Data about app and page elements:
---------------

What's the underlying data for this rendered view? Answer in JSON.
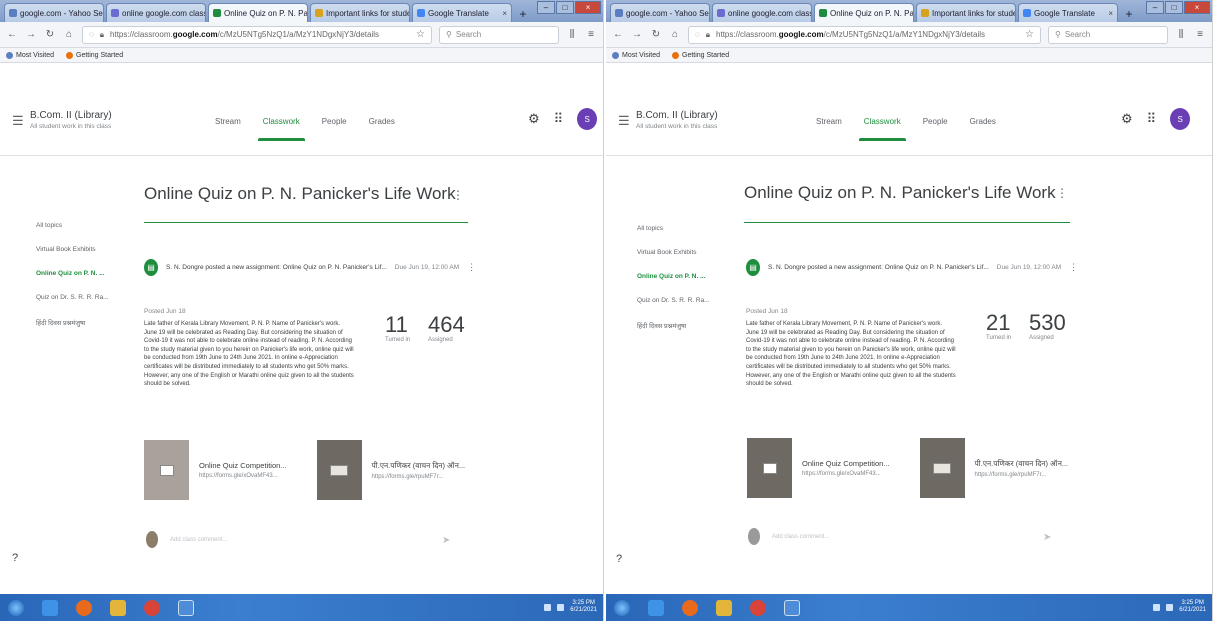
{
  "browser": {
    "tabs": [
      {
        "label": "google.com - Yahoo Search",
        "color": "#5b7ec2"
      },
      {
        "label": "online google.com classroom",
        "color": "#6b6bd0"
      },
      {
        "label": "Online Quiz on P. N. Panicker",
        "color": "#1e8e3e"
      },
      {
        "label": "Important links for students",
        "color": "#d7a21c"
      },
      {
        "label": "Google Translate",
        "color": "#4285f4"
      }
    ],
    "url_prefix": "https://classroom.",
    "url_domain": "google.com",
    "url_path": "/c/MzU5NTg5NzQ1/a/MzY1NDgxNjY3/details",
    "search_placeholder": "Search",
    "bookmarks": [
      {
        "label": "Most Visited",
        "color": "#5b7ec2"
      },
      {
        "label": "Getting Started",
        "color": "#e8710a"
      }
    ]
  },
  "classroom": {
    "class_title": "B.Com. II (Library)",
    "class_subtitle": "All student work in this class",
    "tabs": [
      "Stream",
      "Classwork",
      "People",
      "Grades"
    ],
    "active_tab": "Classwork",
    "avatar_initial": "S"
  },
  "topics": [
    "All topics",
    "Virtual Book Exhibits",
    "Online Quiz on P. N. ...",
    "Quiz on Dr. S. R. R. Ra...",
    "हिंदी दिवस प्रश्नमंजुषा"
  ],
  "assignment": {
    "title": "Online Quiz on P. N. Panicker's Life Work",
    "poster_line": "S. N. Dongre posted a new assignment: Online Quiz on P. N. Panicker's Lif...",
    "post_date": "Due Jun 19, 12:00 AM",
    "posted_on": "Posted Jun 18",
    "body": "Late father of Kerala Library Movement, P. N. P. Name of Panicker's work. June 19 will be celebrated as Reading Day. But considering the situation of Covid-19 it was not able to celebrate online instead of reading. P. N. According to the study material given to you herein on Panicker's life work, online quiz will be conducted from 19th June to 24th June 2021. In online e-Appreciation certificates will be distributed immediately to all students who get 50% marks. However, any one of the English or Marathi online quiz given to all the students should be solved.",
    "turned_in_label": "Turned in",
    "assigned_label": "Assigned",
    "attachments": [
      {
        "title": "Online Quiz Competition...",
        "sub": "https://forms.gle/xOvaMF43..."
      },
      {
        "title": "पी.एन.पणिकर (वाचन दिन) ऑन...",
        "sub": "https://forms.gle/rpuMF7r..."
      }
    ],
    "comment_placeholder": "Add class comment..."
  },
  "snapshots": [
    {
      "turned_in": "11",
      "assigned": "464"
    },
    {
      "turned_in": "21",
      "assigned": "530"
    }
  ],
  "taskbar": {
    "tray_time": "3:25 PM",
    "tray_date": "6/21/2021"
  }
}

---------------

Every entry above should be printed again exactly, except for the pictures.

◆ **RESPONSE TO THIS EXERCISE**:
What's the underlying data for this rendered view? Answer in JSON.
{
  "browser": {
    "tabs": [
      {
        "label": "google.com - Yahoo Search",
        "color": "#5b7ec2"
      },
      {
        "label": "online google.com classroom",
        "color": "#6b6bd0"
      },
      {
        "label": "Online Quiz on P. N. Panicker",
        "color": "#1e8e3e"
      },
      {
        "label": "Important links for students",
        "color": "#d7a21c"
      },
      {
        "label": "Google Translate",
        "color": "#4285f4"
      }
    ],
    "url_prefix": "https://classroom.",
    "url_domain": "google.com",
    "url_path": "/c/MzU5NTg5NzQ1/a/MzY1NDgxNjY3/details",
    "search_placeholder": "Search",
    "bookmarks": [
      {
        "label": "Most Visited",
        "color": "#5b7ec2"
      },
      {
        "label": "Getting Started",
        "color": "#e8710a"
      }
    ]
  },
  "classroom": {
    "class_title": "B.Com. II (Library)",
    "class_subtitle": "All student work in this class",
    "tabs": [
      "Stream",
      "Classwork",
      "People",
      "Grades"
    ],
    "active_tab": "Classwork",
    "avatar_initial": "S"
  },
  "topics": [
    "All topics",
    "Virtual Book Exhibits",
    "Online Quiz on P. N. ...",
    "Quiz on Dr. S. R. R. Ra...",
    "हिंदी दिवस प्रश्नमंजुषा"
  ],
  "assignment": {
    "title": "Online Quiz on P. N. Panicker's Life Work",
    "poster_line": "S. N. Dongre posted a new assignment: Online Quiz on P. N. Panicker's Lif...",
    "post_date": "Due Jun 19, 12:00 AM",
    "posted_on": "Posted Jun 18",
    "body": "Late father of Kerala Library Movement, P. N. P. Name of Panicker's work. June 19 will be celebrated as Reading Day. But considering the situation of Covid-19 it was not able to celebrate online instead of reading. P. N. According to the study material given to you herein on Panicker's life work, online quiz will be conducted from 19th June to 24th June 2021. In online e-Appreciation certificates will be distributed immediately to all students who get 50% marks. However, any one of the English or Marathi online quiz given to all the students should be solved.",
    "turned_in_label": "Turned in",
    "assigned_label": "Assigned",
    "attachments": [
      {
        "title": "Online Quiz Competition...",
        "sub": "https://forms.gle/xOvaMF43..."
      },
      {
        "title": "पी.एन.पणिकर (वाचन दिन) ऑन...",
        "sub": "https://forms.gle/rpuMF7r..."
      }
    ],
    "comment_placeholder": "Add class comment..."
  },
  "snapshots": [
    {
      "turned_in": "11",
      "assigned": "464"
    },
    {
      "turned_in": "21",
      "assigned": "530"
    }
  ],
  "taskbar": {
    "tray_time": "3:25 PM",
    "tray_date": "6/21/2021"
  }
}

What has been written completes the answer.